DATA PROVIDED =
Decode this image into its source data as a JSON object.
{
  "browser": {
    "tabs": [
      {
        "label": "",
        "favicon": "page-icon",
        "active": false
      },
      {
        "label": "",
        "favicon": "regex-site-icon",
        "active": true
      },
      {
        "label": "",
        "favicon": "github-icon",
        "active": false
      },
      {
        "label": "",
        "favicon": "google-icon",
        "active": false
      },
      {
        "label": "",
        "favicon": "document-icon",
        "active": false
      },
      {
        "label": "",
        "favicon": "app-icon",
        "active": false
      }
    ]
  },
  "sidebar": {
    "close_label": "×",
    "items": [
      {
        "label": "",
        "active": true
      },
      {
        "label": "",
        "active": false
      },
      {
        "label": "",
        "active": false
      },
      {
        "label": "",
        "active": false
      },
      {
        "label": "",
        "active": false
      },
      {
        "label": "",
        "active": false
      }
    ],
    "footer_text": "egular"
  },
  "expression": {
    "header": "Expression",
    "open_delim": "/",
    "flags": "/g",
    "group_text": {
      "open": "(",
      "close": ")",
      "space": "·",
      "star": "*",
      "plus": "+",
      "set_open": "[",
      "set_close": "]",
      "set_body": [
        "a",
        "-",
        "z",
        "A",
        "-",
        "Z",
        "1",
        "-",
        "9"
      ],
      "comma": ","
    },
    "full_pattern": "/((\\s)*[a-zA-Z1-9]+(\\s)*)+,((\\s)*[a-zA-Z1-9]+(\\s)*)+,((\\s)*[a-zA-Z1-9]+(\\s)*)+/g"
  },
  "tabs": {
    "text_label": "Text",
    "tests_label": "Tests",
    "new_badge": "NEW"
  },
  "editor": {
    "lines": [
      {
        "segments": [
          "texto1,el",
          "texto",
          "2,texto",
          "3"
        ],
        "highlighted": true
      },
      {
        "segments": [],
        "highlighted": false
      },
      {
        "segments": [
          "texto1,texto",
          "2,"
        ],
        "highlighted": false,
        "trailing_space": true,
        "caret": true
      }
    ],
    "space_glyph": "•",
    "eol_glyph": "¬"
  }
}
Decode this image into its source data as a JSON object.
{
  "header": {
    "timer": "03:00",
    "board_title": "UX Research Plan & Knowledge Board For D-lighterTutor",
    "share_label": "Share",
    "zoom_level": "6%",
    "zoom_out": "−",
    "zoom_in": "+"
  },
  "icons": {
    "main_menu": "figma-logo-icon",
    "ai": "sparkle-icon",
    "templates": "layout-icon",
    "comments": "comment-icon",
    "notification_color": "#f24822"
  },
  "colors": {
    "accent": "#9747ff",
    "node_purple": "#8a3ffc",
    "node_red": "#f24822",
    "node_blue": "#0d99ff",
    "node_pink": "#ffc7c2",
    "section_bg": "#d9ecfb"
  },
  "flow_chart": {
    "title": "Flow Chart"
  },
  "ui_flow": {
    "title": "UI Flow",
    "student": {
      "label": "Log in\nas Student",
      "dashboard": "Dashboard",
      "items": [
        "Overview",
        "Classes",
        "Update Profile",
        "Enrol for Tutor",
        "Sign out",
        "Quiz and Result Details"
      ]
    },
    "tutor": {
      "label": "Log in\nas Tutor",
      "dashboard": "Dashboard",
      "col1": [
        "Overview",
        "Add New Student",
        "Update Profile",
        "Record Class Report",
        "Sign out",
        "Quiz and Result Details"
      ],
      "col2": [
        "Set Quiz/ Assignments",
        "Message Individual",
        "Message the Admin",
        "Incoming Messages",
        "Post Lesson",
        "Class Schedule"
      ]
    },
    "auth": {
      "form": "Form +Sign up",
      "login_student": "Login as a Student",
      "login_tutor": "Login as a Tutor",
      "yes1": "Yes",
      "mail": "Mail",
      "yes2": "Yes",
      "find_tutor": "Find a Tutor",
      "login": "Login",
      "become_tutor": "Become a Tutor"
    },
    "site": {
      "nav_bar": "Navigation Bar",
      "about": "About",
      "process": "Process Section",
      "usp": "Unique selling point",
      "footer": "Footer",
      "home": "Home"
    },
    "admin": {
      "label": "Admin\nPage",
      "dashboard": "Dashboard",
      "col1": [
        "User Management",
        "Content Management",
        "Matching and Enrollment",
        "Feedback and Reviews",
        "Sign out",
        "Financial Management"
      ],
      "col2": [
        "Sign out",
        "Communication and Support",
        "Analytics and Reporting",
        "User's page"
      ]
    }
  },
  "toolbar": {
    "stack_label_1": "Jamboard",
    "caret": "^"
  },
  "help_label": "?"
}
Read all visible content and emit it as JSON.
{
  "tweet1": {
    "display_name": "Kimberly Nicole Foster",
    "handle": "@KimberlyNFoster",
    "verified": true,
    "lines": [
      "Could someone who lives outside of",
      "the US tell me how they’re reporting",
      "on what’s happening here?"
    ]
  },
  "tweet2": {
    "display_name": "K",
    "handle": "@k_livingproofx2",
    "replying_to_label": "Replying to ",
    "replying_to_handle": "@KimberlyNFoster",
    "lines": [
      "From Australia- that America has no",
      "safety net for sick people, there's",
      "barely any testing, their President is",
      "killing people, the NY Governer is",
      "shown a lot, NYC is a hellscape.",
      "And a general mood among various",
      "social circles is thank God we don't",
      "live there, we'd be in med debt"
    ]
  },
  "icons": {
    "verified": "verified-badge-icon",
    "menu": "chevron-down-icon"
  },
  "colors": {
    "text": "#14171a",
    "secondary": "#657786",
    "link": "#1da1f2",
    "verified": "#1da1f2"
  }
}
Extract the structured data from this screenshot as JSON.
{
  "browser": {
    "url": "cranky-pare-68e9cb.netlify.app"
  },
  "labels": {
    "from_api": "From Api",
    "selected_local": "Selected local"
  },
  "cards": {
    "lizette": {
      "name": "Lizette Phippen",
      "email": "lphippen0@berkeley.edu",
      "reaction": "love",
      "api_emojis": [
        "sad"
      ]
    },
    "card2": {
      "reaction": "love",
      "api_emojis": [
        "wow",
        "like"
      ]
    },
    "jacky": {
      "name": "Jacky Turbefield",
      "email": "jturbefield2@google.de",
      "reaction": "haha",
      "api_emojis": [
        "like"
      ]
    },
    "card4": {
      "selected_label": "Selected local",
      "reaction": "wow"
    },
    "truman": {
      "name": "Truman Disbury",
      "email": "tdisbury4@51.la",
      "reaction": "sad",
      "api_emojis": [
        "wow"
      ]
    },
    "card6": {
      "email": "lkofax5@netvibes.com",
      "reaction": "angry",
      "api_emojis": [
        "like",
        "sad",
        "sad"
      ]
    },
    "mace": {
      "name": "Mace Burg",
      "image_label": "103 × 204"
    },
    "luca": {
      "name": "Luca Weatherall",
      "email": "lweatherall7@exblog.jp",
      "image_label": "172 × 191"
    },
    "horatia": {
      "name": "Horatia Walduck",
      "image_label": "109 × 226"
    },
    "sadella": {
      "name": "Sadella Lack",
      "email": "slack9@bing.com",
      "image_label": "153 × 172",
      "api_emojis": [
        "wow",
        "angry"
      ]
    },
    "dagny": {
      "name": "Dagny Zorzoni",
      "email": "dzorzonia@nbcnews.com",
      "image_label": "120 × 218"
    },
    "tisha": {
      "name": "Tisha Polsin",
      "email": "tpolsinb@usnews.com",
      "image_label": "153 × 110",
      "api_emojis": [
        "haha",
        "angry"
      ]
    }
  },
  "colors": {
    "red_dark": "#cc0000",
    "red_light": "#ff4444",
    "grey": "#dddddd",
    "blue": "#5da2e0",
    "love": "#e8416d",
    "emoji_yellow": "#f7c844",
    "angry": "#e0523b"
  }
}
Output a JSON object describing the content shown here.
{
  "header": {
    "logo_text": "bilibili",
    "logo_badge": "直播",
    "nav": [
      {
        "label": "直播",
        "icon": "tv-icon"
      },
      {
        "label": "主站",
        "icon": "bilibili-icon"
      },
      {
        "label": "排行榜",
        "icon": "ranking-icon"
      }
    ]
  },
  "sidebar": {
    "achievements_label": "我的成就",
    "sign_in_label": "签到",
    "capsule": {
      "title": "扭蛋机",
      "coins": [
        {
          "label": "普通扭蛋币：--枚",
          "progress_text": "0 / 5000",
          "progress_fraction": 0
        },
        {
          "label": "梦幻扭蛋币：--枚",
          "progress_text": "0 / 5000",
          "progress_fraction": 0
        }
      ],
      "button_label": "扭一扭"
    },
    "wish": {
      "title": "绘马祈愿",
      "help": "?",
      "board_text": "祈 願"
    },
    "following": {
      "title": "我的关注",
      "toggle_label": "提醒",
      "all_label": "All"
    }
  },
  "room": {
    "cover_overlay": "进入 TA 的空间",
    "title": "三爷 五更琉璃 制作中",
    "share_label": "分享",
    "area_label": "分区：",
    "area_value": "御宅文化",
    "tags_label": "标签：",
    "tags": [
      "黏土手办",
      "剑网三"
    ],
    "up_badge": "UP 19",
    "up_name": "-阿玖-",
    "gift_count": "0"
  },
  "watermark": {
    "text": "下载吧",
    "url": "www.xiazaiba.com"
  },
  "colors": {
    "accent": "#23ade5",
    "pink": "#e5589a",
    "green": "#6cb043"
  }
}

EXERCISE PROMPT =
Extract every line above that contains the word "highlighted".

TASK RESPONSE =
        "highlighted": true
        "highlighted": false
        "highlighted": false,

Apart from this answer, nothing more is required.